Individuals are free to leave and many do, but many also return and give it another go. This was the inspiration of one hummingbird client when they were asked to participate in naming the respite center. “The hummingbird’s presence may not last long, but while it is here, it does transformative and lasting work.”  The road to recovery is rarely a once and done experience and we understand that it’s likely going to take a few tries including a few steps back as part of the progress. It’s important however to celebrate the wins, eliminate the stigma from the slip ups, and encourage each person to try again no matter how many times it takes. Judgement free support is what clients receive while at a hummingbird center and this stays true while clients access any of PRC’s extended programs.  

Since 2017 the Hummingbird program at Zuckerberg SFGH has served more than 1,000 overnight clients and more than 12,000 day guest visits. The freestanding Hummingbird Valencia location will reach its full capacity of 30 overnight beds and an additional 20 daytime guest capacity once all pandemic related restrictions are removed.

The average length of stay at a hummingbird center ranges from a couple of nights to a couple of weeks, Couples are able to access services at the facility together, and day time services are also available for those who need access.  

“I’m proud that District 8 will be home to the first-ever community-based Hummingbird Navigation Center,” said Supervisor Mandelman. “The Valencia location will provide shelter, supportive services, and a path to stability and wellness for unhoused people struggling with mental illness and substance use. These beds represent one more step toward meeting the City’s acute need for exits from the streets, emergency rooms and jail for unhoused people with behavioral health needs.

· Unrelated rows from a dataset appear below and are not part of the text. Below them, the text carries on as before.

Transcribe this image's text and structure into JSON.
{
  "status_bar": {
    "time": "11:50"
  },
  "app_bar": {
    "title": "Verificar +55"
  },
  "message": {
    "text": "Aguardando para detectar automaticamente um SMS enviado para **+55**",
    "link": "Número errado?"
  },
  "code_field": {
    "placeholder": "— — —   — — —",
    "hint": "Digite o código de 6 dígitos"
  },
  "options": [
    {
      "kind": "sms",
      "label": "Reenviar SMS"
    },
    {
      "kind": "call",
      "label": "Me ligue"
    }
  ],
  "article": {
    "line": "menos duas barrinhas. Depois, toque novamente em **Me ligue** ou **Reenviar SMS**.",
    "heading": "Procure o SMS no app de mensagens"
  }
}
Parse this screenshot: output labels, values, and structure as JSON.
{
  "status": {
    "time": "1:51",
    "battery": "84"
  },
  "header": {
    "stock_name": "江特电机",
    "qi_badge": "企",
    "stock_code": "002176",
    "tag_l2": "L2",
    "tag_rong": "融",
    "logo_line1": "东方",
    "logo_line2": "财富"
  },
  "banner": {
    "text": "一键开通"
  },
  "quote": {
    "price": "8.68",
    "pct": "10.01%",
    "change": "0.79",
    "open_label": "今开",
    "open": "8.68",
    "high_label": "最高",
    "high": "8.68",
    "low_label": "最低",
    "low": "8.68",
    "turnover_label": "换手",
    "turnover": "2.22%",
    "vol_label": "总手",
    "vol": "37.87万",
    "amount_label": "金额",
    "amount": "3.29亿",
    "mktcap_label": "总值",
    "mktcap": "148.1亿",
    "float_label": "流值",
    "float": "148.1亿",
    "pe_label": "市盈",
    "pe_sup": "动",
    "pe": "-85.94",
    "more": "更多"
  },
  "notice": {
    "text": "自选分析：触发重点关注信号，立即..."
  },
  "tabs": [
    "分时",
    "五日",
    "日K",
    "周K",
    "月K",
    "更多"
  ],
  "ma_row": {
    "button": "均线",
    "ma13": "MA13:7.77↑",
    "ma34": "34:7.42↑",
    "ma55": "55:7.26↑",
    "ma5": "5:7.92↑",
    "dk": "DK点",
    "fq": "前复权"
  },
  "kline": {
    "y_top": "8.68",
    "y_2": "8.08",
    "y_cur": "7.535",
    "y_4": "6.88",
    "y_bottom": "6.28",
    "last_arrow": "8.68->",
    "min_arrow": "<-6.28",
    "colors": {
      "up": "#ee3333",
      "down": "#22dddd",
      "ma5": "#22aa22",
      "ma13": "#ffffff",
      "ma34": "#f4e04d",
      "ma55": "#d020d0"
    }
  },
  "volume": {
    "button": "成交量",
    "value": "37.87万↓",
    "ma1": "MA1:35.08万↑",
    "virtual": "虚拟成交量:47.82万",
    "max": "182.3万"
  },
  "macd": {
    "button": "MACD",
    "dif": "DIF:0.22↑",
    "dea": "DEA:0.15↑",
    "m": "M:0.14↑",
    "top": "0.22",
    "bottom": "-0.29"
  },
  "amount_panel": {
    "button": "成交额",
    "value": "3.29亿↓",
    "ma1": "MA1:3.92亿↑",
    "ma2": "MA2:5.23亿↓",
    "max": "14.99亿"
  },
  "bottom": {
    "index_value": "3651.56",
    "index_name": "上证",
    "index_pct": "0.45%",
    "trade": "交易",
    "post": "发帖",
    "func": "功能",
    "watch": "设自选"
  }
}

The Hummingbird model is a proven concept that can make a real difference in the crisis on our streets, and we need many more of them.”

Hummingbird Valencia Rear Entrance | Photo Credit Heidi Alletzhauser